§ **WORK TO COMPLETE**
What you should output is the data below, unchanged in every character.

[Collection entries]
/---

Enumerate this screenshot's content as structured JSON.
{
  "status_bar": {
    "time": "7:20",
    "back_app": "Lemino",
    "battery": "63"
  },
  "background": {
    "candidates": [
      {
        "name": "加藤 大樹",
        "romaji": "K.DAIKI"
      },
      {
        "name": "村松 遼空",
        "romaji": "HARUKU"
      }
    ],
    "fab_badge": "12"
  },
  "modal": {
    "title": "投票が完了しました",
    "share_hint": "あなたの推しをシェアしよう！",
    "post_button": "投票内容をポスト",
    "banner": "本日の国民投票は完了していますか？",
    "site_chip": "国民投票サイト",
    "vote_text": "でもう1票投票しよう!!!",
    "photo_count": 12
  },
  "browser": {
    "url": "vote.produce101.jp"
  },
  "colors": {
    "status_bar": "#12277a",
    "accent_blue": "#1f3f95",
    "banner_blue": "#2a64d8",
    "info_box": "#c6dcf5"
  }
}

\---

§ **WRITTEN ANSWER**
Enumerate this screenshot's content as structured JSON.
{
  "status_bar": {
    "time": "7:20",
    "back_app": "Lemino",
    "battery": "63"
  },
  "background": {
    "candidates": [
      {
        "name": "加藤 大樹",
        "romaji": "K.DAIKI"
      },
      {
        "name": "村松 遼空",
        "romaji": "HARUKU"
      }
    ],
    "fab_badge": "12"
  },
  "modal": {
    "title": "投票が完了しました",
    "share_hint": "あなたの推しをシェアしよう！",
    "post_button": "投票内容をポスト",
    "banner": "本日の国民投票は完了していますか？",
    "site_chip": "国民投票サイト",
    "vote_text": "でもう1票投票しよう!!!",
    "photo_count": 12
  },
  "browser": {
    "url": "vote.produce101.jp"
  },
  "colors": {
    "status_bar": "#12277a",
    "accent_blue": "#1f3f95",
    "banner_blue": "#2a64d8",
    "info_box": "#c6dcf5"
  }
}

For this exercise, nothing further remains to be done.